**ABOUT THIS TASK:**
Below are some records; copy each line in them that contains "excerpt".

Component data from apps and pages:
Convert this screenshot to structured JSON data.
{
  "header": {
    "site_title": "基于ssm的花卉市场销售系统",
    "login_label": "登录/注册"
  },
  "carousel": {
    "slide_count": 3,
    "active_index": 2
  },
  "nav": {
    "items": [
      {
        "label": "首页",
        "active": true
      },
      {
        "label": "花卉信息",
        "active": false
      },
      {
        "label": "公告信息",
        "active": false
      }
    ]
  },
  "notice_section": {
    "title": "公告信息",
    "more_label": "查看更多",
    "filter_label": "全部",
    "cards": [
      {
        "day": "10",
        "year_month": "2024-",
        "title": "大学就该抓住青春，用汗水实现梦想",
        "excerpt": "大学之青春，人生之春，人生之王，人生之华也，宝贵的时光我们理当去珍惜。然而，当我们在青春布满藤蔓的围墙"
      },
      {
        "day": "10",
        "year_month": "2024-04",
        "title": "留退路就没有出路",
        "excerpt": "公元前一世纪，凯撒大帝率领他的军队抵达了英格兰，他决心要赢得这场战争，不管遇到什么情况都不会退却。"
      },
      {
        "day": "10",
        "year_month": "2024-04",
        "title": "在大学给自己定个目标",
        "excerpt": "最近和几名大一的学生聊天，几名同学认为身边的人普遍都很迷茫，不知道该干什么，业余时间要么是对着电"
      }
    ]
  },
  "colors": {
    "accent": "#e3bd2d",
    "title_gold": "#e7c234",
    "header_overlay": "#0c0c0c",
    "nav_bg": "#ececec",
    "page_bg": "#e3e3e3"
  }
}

**ANSWER SPACE:**
        "excerpt": "大学之青春，人生之春，人生之王，人生之华也，宝贵的时光我们理当去珍惜。然而，当我们在青春布满藤蔓的围墙"
        "excerpt": "公元前一世纪，凯撒大帝率领他的军队抵达了英格兰，他决心要赢得这场战争，不管遇到什么情况都不会退却。"
        "excerpt": "最近和几名大一的学生聊天，几名同学认为身边的人普遍都很迷茫，不知道该干什么，业余时间要么是对着电"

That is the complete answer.